PROBLEM: Determine how many lines of the entries include the word "image", and report that number with no further text.

EXTRACTED MATERIAL:
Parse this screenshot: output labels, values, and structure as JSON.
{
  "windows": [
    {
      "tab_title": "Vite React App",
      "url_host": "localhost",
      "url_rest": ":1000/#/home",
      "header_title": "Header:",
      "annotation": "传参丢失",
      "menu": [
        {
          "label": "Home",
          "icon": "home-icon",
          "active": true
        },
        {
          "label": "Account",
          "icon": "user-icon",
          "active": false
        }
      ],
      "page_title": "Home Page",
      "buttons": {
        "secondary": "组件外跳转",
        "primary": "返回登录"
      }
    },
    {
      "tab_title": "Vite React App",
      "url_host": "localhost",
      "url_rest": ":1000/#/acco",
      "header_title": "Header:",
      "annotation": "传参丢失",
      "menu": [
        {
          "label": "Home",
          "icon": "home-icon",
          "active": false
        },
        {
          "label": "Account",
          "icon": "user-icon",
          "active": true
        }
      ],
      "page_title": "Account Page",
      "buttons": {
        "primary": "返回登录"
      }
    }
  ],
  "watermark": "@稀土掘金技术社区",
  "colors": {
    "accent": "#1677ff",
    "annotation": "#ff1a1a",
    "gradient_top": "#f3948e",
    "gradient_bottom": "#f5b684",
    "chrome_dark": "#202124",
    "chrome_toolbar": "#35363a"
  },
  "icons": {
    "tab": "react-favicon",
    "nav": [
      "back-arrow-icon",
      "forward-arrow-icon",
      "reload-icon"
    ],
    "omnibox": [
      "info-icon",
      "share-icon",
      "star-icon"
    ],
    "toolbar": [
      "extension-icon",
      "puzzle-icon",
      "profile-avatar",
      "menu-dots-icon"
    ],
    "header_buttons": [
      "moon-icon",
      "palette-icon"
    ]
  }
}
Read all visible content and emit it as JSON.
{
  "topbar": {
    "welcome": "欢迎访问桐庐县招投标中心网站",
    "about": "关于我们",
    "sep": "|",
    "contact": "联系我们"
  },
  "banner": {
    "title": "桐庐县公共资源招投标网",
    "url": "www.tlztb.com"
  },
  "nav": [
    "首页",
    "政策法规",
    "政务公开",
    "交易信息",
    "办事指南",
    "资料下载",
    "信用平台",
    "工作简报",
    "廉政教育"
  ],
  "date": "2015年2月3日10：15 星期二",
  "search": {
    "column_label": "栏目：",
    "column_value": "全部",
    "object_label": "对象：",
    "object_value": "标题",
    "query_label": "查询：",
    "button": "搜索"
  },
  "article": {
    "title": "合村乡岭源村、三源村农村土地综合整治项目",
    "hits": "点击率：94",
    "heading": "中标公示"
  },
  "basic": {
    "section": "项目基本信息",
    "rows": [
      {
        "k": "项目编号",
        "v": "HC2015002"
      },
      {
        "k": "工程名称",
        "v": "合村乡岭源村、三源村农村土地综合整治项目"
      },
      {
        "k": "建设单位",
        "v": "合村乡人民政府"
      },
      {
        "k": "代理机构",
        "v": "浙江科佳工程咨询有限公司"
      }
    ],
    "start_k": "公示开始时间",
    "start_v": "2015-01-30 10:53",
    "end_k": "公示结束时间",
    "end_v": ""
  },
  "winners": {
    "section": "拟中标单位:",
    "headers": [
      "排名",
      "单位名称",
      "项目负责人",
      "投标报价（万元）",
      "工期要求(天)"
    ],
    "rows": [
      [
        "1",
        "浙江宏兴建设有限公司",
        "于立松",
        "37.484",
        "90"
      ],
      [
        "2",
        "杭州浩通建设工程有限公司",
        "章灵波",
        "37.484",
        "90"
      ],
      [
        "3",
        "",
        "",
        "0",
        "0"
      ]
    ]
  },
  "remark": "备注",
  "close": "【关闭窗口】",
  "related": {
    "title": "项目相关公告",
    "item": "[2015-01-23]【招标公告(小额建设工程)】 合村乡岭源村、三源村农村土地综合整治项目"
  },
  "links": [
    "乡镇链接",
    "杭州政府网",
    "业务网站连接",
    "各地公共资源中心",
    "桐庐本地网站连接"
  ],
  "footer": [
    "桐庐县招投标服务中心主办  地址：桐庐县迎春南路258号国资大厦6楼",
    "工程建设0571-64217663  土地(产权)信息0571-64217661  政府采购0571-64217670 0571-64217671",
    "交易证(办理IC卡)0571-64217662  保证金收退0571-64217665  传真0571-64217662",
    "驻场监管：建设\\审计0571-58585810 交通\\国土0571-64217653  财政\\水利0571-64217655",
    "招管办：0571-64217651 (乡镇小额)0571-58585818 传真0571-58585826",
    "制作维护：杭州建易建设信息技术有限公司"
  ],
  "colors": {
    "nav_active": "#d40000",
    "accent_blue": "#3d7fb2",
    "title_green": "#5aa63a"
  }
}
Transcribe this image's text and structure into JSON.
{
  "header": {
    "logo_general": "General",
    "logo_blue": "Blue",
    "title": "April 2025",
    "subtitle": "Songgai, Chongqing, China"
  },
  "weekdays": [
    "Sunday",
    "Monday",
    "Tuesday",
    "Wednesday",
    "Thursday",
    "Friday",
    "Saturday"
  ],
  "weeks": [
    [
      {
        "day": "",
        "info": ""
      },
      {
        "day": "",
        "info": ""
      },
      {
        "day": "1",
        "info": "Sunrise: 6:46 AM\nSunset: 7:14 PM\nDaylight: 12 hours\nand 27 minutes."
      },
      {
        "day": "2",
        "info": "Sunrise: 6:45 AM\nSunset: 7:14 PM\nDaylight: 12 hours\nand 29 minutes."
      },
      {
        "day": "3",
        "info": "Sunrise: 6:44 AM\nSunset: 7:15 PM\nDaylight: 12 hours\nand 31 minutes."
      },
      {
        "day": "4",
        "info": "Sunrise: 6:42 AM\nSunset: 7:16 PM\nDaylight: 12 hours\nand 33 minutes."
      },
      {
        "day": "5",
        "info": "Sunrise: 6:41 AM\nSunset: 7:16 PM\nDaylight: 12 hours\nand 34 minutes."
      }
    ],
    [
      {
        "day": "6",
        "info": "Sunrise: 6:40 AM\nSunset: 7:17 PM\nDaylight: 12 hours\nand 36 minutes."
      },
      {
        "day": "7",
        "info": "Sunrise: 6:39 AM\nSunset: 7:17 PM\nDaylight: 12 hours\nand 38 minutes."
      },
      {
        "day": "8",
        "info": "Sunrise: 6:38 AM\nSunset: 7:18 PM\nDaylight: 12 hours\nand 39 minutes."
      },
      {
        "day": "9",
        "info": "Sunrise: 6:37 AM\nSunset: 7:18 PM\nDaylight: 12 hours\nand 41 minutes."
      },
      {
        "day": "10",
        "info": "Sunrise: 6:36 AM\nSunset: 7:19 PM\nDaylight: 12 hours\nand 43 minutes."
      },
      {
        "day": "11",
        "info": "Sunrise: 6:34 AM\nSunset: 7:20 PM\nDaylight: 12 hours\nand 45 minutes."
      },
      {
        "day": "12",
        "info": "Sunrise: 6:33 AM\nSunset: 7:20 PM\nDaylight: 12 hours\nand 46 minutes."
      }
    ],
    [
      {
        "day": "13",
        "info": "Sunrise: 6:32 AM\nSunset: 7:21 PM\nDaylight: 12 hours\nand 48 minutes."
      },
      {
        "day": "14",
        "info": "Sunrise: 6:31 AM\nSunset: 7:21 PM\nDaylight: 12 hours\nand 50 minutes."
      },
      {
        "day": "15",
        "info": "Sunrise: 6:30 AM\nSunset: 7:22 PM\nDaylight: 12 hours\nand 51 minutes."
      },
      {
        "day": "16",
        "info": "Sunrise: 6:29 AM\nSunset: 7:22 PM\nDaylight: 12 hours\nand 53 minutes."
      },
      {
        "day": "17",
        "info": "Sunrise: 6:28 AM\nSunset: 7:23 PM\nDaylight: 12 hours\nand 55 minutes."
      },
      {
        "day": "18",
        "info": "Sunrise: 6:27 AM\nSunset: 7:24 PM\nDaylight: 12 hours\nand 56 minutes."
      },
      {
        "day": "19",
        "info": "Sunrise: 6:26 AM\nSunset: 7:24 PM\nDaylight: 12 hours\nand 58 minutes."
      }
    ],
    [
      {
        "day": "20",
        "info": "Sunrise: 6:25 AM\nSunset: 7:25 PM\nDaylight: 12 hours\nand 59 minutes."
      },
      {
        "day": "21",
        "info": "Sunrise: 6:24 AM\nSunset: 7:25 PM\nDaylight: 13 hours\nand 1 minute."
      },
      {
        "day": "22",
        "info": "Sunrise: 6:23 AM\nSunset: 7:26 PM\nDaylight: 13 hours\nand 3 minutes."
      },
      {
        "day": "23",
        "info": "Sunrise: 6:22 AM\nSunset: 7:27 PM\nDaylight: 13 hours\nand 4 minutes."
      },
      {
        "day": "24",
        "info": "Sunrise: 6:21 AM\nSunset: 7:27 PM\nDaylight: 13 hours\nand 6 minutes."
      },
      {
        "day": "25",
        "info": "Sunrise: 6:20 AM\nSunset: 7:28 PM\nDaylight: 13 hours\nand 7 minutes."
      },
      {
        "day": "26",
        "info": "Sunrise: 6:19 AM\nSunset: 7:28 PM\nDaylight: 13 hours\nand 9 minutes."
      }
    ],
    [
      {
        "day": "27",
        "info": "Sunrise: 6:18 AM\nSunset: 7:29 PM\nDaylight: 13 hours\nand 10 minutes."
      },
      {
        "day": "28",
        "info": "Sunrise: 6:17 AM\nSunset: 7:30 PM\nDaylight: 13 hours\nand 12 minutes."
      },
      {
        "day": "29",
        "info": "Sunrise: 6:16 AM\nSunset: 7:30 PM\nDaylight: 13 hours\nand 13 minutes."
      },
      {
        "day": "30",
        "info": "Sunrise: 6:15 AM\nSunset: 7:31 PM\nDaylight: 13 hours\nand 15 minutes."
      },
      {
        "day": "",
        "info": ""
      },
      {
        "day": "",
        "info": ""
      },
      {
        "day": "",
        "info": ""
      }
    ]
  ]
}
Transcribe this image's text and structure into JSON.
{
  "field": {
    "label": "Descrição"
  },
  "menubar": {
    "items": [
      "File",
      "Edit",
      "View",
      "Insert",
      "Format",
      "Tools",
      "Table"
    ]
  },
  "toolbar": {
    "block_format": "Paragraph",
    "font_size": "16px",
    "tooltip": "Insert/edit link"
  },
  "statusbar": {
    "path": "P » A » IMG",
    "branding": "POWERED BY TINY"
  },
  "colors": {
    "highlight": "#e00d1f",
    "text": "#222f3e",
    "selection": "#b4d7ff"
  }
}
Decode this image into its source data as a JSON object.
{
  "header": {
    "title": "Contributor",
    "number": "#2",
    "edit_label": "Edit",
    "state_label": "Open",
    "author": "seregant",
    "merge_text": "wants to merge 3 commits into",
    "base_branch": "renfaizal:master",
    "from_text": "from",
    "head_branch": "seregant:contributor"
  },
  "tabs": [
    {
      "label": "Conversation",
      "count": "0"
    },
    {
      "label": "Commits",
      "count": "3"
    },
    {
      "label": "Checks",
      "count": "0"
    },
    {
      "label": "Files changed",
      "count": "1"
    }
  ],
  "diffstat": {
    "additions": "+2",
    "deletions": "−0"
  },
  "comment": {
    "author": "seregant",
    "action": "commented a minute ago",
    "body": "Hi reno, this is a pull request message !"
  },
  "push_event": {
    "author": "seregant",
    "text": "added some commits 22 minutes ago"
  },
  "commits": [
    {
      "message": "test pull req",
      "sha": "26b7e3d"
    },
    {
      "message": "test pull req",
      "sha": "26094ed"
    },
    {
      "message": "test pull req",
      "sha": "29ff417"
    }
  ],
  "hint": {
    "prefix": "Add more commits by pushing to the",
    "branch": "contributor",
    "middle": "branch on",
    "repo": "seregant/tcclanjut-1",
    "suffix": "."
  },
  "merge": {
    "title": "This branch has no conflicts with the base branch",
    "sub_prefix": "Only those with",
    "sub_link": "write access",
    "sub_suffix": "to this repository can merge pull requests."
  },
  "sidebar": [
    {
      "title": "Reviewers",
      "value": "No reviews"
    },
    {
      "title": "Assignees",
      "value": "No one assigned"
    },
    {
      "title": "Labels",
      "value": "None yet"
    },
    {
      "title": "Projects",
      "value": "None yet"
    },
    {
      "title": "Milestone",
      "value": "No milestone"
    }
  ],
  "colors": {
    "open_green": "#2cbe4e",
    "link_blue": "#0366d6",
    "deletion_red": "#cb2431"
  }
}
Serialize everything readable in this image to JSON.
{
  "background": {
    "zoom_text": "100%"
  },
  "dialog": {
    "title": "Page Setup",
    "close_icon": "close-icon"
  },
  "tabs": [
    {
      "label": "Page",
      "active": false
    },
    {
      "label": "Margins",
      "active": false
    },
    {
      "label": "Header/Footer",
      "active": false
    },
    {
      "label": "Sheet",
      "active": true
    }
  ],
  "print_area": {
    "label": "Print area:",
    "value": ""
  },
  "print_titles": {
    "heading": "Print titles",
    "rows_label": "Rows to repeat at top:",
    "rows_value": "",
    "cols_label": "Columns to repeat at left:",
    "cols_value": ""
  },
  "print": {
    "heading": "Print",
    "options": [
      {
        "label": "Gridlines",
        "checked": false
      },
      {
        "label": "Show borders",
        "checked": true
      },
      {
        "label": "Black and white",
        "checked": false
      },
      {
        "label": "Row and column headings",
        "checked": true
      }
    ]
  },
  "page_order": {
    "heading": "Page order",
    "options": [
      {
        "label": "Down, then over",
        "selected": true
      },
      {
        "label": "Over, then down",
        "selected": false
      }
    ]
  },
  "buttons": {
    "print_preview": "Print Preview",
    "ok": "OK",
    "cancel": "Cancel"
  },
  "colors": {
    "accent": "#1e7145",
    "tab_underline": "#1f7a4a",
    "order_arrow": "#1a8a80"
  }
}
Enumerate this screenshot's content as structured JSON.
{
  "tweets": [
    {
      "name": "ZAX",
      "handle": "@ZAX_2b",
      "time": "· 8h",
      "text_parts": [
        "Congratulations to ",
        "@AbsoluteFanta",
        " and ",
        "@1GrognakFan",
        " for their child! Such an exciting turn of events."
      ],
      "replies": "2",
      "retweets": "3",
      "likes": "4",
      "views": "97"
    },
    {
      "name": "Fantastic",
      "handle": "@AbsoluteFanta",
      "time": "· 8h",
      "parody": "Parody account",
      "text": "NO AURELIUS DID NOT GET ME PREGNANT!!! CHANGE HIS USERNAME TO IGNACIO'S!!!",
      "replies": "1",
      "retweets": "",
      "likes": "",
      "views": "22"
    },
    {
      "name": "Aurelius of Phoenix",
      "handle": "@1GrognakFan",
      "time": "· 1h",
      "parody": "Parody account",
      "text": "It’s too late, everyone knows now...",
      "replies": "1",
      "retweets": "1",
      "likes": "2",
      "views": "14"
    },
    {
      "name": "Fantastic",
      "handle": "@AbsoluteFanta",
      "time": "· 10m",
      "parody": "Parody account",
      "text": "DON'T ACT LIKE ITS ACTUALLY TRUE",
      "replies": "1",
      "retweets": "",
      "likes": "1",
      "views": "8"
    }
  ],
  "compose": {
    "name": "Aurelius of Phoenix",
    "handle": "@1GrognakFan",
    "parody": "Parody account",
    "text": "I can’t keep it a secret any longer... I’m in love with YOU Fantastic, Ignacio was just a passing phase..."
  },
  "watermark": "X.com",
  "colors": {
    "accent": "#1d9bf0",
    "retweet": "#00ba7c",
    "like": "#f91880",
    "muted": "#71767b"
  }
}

EXERCISE RESPONSE: 4